Website and app data records
--*--

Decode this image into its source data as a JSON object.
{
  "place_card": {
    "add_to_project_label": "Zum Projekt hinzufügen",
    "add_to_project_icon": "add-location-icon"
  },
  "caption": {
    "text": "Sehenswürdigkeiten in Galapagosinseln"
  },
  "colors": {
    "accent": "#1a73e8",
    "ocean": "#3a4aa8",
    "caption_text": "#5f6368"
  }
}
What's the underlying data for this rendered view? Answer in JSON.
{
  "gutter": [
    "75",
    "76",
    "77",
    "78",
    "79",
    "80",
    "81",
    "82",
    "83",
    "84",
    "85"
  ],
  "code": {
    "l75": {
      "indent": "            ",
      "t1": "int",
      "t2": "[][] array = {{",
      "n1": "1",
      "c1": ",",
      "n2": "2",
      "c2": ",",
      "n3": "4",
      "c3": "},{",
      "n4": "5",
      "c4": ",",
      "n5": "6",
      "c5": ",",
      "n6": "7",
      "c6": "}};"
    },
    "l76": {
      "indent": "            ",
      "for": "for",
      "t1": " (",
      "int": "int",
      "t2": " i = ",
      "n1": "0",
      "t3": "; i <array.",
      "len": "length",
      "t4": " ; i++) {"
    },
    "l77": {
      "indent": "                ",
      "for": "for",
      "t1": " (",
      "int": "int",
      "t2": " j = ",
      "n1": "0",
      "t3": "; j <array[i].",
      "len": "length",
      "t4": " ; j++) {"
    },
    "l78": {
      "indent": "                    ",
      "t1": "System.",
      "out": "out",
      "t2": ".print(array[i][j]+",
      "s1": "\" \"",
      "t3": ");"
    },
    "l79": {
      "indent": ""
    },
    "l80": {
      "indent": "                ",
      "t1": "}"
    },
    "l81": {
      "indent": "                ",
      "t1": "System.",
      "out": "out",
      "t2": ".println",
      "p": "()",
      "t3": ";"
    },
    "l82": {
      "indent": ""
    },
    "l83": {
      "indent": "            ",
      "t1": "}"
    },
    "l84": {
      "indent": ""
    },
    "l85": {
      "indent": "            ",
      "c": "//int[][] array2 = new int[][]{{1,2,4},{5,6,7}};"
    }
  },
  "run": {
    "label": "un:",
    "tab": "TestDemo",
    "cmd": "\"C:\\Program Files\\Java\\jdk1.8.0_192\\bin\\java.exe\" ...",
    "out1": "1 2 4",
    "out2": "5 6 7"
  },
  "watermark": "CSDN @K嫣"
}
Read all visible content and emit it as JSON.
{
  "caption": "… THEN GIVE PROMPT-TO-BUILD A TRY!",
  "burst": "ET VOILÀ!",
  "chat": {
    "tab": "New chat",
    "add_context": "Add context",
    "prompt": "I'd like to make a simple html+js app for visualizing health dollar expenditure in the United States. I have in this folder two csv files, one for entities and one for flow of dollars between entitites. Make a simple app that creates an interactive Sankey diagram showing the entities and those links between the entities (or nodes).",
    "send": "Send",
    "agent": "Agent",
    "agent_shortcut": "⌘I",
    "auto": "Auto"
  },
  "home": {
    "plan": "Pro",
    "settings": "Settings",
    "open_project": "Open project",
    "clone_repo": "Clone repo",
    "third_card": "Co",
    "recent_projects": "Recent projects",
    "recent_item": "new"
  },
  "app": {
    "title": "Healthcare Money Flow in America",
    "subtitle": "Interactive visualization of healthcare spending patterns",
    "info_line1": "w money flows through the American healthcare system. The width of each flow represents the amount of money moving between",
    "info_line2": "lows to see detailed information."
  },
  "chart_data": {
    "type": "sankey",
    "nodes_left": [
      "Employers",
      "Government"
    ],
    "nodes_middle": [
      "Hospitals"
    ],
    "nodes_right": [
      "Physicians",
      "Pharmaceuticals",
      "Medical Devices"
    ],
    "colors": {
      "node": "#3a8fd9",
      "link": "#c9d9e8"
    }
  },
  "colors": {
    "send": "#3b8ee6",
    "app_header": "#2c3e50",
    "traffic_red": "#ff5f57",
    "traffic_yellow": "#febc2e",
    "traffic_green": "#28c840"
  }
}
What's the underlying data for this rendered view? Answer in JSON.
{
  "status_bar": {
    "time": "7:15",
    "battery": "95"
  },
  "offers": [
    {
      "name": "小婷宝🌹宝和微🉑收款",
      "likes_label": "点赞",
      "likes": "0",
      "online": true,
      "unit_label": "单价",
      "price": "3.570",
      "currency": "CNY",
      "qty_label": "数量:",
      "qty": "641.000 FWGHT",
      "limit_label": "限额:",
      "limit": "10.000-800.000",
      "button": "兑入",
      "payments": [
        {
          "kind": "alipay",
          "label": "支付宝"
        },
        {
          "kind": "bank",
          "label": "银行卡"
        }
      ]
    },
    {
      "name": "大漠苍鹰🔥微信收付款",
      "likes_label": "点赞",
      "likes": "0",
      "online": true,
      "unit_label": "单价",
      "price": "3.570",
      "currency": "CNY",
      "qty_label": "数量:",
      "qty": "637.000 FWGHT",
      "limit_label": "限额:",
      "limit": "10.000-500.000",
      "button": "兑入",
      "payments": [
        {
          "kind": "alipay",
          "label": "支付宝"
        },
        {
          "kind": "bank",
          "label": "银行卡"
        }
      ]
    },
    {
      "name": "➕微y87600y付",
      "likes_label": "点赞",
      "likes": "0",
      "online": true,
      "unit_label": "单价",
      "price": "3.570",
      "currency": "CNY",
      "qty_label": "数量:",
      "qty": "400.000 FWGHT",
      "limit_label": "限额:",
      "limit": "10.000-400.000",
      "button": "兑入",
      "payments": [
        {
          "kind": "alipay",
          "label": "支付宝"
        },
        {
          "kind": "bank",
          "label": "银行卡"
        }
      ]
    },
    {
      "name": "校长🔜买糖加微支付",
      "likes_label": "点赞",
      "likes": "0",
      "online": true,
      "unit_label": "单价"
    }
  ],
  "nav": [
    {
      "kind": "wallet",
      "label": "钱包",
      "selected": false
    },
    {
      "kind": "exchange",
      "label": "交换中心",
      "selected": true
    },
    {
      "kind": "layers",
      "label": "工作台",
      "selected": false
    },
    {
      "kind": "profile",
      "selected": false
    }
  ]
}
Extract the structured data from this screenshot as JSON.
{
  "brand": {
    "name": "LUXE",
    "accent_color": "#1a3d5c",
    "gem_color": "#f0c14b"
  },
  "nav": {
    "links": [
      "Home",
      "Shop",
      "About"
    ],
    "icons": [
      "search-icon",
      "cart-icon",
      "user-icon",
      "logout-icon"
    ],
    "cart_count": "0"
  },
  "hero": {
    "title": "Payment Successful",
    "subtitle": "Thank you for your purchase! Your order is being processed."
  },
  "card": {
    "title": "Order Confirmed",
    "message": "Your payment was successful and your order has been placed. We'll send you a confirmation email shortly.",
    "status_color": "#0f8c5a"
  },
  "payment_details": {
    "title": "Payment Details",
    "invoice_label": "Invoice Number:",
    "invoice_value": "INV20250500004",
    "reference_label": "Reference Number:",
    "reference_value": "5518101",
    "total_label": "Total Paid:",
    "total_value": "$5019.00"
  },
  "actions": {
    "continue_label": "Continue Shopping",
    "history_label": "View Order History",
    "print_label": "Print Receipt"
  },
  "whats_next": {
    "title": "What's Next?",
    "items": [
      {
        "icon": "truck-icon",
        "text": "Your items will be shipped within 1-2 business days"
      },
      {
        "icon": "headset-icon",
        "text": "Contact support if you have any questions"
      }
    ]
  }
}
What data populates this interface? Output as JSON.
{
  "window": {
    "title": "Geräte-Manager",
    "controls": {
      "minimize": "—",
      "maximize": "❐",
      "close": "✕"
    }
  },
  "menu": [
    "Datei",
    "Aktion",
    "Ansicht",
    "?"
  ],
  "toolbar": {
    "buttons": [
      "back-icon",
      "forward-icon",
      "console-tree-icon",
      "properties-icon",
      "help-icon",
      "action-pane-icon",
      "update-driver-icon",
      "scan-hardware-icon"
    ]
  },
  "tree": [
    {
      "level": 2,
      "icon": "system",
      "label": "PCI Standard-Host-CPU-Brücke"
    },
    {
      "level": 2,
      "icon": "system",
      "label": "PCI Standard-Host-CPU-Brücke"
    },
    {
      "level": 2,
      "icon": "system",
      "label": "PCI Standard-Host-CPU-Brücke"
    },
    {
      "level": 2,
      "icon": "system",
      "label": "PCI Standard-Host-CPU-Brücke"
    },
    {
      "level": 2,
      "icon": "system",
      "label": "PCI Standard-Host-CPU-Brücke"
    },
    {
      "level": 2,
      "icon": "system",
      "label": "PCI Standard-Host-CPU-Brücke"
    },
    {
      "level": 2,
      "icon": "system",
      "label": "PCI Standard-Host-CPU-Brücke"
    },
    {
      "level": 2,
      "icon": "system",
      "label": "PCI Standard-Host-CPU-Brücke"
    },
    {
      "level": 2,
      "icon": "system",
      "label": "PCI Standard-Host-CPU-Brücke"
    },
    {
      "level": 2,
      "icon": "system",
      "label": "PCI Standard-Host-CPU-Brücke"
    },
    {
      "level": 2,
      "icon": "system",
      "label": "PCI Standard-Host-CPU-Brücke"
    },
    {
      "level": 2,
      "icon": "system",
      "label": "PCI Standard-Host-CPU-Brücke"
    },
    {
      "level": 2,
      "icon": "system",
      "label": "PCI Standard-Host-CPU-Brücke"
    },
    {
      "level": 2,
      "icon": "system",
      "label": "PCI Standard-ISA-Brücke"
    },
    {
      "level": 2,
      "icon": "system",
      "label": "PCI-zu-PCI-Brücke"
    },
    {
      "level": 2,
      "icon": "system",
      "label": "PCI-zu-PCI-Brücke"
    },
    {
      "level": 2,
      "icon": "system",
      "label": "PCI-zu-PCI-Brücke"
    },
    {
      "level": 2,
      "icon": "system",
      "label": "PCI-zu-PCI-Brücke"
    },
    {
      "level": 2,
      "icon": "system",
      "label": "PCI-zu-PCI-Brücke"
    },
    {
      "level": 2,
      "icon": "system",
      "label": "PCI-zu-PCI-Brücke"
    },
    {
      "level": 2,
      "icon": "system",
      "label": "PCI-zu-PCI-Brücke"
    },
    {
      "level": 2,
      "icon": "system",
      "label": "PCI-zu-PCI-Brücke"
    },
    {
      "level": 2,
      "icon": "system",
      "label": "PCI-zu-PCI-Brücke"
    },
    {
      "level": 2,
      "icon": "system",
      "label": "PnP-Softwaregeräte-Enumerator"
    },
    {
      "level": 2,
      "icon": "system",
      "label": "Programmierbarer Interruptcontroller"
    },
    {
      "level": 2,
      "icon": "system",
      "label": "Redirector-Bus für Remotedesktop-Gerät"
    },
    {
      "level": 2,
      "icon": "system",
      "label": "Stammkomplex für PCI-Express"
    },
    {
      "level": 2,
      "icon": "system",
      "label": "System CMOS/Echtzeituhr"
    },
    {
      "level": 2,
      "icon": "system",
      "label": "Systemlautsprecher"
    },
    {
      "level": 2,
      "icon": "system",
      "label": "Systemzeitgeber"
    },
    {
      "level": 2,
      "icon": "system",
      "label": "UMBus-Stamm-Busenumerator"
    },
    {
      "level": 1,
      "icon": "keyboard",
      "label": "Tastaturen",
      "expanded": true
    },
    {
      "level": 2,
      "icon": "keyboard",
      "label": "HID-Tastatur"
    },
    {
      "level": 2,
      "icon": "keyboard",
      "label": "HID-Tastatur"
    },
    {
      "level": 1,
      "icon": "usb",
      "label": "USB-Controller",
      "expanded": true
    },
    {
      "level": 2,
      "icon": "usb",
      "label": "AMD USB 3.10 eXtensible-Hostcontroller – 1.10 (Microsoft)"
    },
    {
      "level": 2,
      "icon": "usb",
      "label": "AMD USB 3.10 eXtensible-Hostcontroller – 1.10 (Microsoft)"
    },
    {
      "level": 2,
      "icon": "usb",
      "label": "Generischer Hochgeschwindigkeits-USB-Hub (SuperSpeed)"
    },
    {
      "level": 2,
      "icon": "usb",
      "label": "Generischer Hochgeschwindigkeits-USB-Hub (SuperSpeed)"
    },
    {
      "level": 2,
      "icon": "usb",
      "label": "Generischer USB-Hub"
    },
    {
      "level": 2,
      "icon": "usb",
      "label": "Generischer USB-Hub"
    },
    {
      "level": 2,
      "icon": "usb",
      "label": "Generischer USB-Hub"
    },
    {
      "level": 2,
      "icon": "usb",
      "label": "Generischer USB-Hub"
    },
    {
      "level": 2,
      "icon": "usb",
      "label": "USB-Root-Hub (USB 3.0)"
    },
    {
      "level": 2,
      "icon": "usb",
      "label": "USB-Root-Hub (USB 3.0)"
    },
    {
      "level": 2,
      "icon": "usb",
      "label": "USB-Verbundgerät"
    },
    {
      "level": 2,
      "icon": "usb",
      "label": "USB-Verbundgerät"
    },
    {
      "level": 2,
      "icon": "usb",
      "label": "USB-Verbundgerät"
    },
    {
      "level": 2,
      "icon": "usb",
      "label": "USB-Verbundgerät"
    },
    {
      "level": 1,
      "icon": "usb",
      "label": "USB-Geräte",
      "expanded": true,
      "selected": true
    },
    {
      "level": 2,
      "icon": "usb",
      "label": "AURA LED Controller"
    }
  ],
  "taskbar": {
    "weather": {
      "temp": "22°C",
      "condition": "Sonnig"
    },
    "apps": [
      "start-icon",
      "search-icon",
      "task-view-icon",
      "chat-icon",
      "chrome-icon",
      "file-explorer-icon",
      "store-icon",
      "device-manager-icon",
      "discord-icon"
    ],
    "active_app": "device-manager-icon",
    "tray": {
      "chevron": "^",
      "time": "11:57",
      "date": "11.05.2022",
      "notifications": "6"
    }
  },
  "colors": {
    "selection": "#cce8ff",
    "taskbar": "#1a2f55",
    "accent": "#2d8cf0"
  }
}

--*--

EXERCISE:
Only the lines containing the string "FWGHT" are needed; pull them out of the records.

FINISHED EXERCISE:
      "qty": "641.000 FWGHT",
      "qty": "637.000 FWGHT",
      "qty": "400.000 FWGHT",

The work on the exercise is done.